# WHAT THE TASK REQUIRES:
Copy every line of the data that includes the string "Attribute".

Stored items
·····
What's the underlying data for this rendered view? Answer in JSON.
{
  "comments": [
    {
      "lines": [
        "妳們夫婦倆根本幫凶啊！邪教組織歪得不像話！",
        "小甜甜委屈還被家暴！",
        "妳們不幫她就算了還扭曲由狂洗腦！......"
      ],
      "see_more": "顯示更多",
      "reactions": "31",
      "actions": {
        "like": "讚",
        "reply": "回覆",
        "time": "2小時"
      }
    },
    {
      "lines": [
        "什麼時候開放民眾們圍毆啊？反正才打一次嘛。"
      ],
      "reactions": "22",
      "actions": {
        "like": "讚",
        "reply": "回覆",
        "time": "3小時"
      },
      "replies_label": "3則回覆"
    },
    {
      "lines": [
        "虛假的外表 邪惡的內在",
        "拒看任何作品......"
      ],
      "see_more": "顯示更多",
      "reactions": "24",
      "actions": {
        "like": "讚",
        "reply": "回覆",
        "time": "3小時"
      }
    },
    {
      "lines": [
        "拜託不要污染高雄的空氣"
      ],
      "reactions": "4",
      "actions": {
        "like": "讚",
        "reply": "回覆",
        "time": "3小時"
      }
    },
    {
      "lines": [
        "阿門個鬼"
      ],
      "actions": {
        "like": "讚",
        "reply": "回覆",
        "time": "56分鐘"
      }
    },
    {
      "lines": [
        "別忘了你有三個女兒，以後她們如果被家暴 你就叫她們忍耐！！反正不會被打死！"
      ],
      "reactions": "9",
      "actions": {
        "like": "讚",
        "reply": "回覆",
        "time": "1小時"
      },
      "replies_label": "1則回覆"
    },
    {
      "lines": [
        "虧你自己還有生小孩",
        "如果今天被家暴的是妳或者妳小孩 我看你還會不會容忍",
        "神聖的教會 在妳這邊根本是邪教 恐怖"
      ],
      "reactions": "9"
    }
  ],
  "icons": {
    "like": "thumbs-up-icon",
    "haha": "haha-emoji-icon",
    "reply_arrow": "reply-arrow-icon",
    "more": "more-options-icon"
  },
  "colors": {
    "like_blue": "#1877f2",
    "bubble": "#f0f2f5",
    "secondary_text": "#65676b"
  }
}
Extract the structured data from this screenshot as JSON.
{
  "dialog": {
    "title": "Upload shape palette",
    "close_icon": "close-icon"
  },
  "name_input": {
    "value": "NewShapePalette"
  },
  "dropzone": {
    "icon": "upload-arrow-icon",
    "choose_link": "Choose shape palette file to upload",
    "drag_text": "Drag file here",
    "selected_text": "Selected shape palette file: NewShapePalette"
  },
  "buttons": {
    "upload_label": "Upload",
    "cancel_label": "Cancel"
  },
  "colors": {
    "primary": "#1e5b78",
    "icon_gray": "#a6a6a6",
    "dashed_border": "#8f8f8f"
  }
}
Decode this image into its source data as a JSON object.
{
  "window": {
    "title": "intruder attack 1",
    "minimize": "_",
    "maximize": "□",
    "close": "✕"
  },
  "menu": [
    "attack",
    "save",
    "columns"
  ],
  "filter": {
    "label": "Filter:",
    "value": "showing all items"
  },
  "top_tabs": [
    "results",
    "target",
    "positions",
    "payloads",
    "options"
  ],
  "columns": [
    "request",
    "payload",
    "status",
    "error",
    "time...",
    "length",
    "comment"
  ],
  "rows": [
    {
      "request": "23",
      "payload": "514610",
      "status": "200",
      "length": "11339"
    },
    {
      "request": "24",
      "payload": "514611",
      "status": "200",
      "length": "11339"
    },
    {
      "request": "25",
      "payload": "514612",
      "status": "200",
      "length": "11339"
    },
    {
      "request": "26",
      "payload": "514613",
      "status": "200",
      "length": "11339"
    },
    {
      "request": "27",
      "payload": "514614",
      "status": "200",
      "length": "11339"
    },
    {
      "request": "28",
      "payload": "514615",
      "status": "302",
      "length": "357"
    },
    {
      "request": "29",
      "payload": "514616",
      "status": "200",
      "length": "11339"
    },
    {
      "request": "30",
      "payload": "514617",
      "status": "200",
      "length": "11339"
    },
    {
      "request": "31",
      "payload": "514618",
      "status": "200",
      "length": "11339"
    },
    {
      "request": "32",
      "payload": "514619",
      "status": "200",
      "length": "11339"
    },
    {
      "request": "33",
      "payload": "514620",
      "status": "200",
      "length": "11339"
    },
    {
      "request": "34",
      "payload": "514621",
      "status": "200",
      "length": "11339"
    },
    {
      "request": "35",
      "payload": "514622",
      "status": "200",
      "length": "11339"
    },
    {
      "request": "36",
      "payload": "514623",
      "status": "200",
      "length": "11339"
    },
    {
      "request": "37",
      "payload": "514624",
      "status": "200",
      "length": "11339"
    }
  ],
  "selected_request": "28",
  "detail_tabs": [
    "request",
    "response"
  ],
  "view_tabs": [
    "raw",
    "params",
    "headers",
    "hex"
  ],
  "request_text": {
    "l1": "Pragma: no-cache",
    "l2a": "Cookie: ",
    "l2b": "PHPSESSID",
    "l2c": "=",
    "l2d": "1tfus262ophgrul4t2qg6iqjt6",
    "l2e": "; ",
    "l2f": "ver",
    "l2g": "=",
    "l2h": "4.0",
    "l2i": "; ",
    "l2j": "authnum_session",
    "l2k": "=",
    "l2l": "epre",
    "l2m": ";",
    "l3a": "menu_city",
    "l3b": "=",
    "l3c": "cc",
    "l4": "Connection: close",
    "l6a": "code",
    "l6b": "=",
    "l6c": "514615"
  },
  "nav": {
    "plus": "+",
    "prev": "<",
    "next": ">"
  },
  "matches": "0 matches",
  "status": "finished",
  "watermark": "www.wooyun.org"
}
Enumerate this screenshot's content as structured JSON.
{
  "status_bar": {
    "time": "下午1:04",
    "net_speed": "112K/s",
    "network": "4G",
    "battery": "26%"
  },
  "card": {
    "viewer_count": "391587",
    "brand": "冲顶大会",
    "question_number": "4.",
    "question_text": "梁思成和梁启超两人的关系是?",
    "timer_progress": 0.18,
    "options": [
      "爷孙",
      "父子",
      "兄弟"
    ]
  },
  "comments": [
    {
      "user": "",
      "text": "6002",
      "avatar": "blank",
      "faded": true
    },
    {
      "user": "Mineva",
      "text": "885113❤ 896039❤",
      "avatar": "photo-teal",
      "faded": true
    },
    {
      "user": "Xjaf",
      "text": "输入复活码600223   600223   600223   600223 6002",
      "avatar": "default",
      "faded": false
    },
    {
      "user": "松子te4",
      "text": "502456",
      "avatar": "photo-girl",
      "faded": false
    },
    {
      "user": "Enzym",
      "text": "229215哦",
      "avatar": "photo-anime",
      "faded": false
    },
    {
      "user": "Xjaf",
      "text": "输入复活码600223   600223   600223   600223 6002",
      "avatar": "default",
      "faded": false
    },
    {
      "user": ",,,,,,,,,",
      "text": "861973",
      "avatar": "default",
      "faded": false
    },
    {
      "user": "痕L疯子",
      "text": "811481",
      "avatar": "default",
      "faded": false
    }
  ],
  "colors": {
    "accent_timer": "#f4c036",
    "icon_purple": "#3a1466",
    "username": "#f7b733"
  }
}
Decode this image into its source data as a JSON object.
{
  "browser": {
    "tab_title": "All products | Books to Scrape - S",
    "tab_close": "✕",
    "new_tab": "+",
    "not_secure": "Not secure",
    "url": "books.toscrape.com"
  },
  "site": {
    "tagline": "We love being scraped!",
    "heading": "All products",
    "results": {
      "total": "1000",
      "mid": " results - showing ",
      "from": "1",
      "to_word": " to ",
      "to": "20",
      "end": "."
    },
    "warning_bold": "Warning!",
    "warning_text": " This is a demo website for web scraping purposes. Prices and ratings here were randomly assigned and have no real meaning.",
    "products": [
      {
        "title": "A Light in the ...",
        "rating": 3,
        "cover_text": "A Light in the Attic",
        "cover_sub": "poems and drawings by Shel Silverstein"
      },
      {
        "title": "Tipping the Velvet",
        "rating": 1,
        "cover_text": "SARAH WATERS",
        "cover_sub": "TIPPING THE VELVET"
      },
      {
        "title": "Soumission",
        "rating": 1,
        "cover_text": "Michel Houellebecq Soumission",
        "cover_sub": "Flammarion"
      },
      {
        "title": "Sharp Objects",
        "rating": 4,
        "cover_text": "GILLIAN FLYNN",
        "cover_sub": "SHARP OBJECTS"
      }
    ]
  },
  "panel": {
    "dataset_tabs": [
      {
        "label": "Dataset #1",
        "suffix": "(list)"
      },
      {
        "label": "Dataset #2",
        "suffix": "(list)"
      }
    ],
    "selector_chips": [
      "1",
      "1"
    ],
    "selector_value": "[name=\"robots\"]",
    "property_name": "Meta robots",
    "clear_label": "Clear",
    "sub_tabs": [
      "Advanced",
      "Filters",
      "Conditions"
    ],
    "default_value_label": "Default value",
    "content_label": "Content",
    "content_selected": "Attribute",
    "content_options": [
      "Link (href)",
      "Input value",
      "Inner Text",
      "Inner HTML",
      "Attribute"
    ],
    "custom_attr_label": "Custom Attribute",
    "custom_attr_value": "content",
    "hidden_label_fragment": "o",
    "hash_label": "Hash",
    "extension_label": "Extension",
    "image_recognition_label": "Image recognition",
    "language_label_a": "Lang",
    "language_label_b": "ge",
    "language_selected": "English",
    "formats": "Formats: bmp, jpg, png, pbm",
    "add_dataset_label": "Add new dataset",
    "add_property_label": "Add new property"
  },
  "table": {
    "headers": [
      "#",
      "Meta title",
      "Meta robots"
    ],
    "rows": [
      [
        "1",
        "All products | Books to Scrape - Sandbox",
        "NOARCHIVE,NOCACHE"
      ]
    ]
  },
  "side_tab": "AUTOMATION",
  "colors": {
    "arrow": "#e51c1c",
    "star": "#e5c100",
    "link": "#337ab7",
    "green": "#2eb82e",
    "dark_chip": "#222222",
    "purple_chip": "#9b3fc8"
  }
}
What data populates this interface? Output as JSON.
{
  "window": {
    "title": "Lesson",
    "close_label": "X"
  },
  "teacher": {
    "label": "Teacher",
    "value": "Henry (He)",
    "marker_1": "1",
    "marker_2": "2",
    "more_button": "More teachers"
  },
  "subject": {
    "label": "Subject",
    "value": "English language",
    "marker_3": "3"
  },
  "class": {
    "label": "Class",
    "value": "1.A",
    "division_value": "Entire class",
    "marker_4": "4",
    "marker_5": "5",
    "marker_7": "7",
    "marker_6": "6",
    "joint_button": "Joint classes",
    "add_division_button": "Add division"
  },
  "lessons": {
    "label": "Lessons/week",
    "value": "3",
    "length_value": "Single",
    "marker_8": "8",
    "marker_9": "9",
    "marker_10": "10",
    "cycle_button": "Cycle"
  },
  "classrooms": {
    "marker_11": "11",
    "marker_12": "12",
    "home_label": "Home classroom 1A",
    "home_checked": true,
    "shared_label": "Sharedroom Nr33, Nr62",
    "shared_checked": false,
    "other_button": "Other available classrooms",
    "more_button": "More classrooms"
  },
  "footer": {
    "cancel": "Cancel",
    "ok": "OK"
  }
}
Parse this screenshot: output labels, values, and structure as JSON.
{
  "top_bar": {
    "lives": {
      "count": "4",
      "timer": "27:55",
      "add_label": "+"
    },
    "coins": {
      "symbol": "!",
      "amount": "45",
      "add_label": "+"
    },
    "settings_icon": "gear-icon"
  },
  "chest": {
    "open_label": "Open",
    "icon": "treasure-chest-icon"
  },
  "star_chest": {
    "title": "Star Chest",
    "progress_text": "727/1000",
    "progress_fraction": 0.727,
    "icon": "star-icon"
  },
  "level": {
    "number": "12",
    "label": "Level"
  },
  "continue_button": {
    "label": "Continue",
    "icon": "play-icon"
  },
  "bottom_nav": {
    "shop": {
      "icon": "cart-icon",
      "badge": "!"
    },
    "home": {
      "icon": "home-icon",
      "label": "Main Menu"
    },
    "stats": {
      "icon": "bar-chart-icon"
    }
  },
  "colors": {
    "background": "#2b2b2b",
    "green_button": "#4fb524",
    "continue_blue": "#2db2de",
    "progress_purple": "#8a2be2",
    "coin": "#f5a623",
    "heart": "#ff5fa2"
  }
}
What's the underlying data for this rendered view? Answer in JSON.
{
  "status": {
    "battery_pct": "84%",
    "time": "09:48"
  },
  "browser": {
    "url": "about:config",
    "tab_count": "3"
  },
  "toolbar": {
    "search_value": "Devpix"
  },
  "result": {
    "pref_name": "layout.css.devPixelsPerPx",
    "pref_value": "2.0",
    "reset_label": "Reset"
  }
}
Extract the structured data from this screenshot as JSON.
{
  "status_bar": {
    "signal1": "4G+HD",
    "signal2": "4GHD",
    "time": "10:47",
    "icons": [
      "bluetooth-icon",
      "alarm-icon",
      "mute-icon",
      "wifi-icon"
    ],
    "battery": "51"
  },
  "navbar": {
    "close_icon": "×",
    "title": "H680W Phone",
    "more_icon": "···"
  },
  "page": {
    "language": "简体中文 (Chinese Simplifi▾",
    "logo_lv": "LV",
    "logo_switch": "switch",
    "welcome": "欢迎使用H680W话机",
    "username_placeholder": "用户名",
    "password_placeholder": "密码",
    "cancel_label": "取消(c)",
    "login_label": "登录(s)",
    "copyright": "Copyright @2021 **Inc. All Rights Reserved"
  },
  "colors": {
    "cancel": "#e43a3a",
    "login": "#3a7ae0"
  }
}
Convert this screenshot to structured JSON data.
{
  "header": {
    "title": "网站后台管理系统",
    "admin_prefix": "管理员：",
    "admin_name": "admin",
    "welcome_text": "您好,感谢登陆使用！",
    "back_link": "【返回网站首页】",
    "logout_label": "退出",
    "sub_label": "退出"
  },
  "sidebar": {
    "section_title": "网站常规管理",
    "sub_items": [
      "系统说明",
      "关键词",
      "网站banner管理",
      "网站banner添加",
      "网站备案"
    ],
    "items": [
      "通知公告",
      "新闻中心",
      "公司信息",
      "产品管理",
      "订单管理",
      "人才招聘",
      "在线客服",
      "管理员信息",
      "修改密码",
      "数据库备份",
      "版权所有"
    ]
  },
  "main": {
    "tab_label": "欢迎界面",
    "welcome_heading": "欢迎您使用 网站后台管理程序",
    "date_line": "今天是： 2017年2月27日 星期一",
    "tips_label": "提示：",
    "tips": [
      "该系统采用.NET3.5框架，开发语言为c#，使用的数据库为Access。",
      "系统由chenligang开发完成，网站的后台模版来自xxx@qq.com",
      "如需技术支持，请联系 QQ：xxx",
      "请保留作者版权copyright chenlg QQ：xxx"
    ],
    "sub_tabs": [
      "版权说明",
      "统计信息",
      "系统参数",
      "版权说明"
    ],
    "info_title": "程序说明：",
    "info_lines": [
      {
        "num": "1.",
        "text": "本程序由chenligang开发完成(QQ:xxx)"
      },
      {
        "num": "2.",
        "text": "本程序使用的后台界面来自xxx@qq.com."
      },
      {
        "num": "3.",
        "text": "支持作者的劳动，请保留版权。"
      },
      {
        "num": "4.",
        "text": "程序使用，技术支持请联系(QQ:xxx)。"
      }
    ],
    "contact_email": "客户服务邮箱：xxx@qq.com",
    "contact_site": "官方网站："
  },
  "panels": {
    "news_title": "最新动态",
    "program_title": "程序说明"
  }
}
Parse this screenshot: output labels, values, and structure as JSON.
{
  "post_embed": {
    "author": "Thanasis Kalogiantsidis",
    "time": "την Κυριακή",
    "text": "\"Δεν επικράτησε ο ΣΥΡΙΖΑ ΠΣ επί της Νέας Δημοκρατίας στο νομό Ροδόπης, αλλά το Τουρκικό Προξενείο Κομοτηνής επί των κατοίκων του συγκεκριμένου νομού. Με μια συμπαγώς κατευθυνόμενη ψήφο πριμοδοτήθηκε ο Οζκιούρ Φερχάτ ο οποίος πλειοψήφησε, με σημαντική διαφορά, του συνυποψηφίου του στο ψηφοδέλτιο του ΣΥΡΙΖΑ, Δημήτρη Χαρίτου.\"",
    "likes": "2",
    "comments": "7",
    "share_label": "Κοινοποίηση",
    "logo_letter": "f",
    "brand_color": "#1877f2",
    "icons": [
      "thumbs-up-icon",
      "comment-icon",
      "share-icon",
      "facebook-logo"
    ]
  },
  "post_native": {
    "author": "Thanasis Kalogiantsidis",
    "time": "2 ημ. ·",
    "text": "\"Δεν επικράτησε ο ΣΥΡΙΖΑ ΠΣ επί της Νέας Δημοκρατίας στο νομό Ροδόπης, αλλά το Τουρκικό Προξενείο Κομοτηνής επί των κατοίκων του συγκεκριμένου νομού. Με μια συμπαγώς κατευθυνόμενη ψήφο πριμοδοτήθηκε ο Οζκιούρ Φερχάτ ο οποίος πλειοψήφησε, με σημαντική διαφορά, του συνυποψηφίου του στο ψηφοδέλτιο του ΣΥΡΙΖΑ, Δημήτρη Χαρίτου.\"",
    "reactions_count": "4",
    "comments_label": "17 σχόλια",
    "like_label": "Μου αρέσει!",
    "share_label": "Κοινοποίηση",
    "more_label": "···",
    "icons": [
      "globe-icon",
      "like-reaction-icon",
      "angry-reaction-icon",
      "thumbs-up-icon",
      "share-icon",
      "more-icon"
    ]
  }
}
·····
# SOLUTION TO THIS EXERCISE:
    "content_selected": "Attribute",
      "Attribute"
    "custom_attr_label": "Custom Attribute",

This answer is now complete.